* [Work to be completed]
Start to finish, repeat the records exactly.

────────

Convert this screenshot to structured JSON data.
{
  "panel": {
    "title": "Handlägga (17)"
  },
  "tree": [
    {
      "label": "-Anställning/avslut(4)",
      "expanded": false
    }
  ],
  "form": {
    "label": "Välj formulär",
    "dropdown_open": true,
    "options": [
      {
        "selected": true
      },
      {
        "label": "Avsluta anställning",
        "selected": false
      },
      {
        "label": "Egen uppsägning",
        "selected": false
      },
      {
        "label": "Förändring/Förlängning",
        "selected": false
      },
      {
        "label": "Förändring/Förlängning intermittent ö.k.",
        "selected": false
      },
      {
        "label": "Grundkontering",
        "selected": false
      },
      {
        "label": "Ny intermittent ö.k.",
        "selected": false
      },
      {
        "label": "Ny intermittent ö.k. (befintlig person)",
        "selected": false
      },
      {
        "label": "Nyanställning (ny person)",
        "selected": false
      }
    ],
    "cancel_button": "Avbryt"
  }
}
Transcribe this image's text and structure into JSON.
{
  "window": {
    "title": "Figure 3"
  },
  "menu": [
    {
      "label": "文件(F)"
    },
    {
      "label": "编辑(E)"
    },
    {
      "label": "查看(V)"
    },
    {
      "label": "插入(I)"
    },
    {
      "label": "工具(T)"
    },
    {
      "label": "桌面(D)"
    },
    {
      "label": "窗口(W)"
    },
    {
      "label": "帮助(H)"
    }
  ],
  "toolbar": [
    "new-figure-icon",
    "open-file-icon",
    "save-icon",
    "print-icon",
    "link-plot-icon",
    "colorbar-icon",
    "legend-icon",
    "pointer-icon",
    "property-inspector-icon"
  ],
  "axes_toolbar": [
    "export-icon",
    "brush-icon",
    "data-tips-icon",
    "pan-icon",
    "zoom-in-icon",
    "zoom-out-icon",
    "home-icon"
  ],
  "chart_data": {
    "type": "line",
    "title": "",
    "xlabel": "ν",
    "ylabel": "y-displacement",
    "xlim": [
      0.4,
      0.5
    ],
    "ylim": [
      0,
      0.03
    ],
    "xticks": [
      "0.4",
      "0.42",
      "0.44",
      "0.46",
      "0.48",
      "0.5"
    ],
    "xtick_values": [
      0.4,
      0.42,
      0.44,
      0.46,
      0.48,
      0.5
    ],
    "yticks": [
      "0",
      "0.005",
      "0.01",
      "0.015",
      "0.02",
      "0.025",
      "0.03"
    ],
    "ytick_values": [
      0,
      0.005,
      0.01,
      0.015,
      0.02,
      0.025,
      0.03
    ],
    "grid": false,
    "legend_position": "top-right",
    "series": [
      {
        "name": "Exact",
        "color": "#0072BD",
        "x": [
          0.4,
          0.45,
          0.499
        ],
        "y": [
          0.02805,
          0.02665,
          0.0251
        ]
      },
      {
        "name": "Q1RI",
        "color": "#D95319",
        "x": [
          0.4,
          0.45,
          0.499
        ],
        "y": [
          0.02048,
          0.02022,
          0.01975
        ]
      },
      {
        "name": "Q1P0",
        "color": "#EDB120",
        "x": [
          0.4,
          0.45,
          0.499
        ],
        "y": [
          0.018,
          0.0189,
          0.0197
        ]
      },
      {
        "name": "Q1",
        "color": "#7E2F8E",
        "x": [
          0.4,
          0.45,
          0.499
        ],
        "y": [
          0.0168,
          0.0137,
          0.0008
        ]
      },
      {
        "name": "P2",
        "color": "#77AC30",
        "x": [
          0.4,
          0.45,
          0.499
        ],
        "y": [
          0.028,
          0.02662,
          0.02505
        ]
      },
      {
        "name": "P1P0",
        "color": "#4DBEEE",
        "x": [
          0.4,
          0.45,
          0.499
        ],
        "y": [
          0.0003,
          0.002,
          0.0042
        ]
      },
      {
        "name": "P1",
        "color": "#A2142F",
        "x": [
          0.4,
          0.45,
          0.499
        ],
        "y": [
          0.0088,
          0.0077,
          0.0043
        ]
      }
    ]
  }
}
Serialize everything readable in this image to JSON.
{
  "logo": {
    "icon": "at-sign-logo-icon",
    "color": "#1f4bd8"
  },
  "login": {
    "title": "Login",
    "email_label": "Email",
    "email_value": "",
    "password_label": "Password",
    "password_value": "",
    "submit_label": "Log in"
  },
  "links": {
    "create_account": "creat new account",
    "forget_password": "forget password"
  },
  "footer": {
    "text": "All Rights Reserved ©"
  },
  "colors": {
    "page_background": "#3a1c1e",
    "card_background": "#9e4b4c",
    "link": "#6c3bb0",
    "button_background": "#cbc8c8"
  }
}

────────

* [Solved problem]
Convert this screenshot to structured JSON data.
{
  "panel": {
    "title": "Handlägga (17)"
  },
  "tree": [
    {
      "label": "-Anställning/avslut(4)",
      "expanded": false
    }
  ],
  "form": {
    "label": "Välj formulär",
    "dropdown_open": true,
    "options": [
      {
        "selected": true
      },
      {
        "label": "Avsluta anställning",
        "selected": false
      },
      {
        "label": "Egen uppsägning",
        "selected": false
      },
      {
        "label": "Förändring/Förlängning",
        "selected": false
      },
      {
        "label": "Förändring/Förlängning intermittent ö.k.",
        "selected": false
      },
      {
        "label": "Grundkontering",
        "selected": false
      },
      {
        "label": "Ny intermittent ö.k.",
        "selected": false
      },
      {
        "label": "Ny intermittent ö.k. (befintlig person)",
        "selected": false
      },
      {
        "label": "Nyanställning (ny person)",
        "selected": false
      }
    ],
    "cancel_button": "Avbryt"
  }
}
Transcribe this image's text and structure into JSON.
{
  "window": {
    "title": "Figure 3"
  },
  "menu": [
    {
      "label": "文件(F)"
    },
    {
      "label": "编辑(E)"
    },
    {
      "label": "查看(V)"
    },
    {
      "label": "插入(I)"
    },
    {
      "label": "工具(T)"
    },
    {
      "label": "桌面(D)"
    },
    {
      "label": "窗口(W)"
    },
    {
      "label": "帮助(H)"
    }
  ],
  "toolbar": [
    "new-figure-icon",
    "open-file-icon",
    "save-icon",
    "print-icon",
    "link-plot-icon",
    "colorbar-icon",
    "legend-icon",
    "pointer-icon",
    "property-inspector-icon"
  ],
  "axes_toolbar": [
    "export-icon",
    "brush-icon",
    "data-tips-icon",
    "pan-icon",
    "zoom-in-icon",
    "zoom-out-icon",
    "home-icon"
  ],
  "chart_data": {
    "type": "line",
    "title": "",
    "xlabel": "ν",
    "ylabel": "y-displacement",
    "xlim": [
      0.4,
      0.5
    ],
    "ylim": [
      0,
      0.03
    ],
    "xticks": [
      "0.4",
      "0.42",
      "0.44",
      "0.46",
      "0.48",
      "0.5"
    ],
    "xtick_values": [
      0.4,
      0.42,
      0.44,
      0.46,
      0.48,
      0.5
    ],
    "yticks": [
      "0",
      "0.005",
      "0.01",
      "0.015",
      "0.02",
      "0.025",
      "0.03"
    ],
    "ytick_values": [
      0,
      0.005,
      0.01,
      0.015,
      0.02,
      0.025,
      0.03
    ],
    "grid": false,
    "legend_position": "top-right",
    "series": [
      {
        "name": "Exact",
        "color": "#0072BD",
        "x": [
          0.4,
          0.45,
          0.499
        ],
        "y": [
          0.02805,
          0.02665,
          0.0251
        ]
      },
      {
        "name": "Q1RI",
        "color": "#D95319",
        "x": [
          0.4,
          0.45,
          0.499
        ],
        "y": [
          0.02048,
          0.02022,
          0.01975
        ]
      },
      {
        "name": "Q1P0",
        "color": "#EDB120",
        "x": [
          0.4,
          0.45,
          0.499
        ],
        "y": [
          0.018,
          0.0189,
          0.0197
        ]
      },
      {
        "name": "Q1",
        "color": "#7E2F8E",
        "x": [
          0.4,
          0.45,
          0.499
        ],
        "y": [
          0.0168,
          0.0137,
          0.0008
        ]
      },
      {
        "name": "P2",
        "color": "#77AC30",
        "x": [
          0.4,
          0.45,
          0.499
        ],
        "y": [
          0.028,
          0.02662,
          0.02505
        ]
      },
      {
        "name": "P1P0",
        "color": "#4DBEEE",
        "x": [
          0.4,
          0.45,
          0.499
        ],
        "y": [
          0.0003,
          0.002,
          0.0042
        ]
      },
      {
        "name": "P1",
        "color": "#A2142F",
        "x": [
          0.4,
          0.45,
          0.499
        ],
        "y": [
          0.0088,
          0.0077,
          0.0043
        ]
      }
    ]
  }
}
Serialize everything readable in this image to JSON.
{
  "logo": {
    "icon": "at-sign-logo-icon",
    "color": "#1f4bd8"
  },
  "login": {
    "title": "Login",
    "email_label": "Email",
    "email_value": "",
    "password_label": "Password",
    "password_value": "",
    "submit_label": "Log in"
  },
  "links": {
    "create_account": "creat new account",
    "forget_password": "forget password"
  },
  "footer": {
    "text": "All Rights Reserved ©"
  },
  "colors": {
    "page_background": "#3a1c1e",
    "card_background": "#9e4b4c",
    "link": "#6c3bb0",
    "button_background": "#cbc8c8"
  }
}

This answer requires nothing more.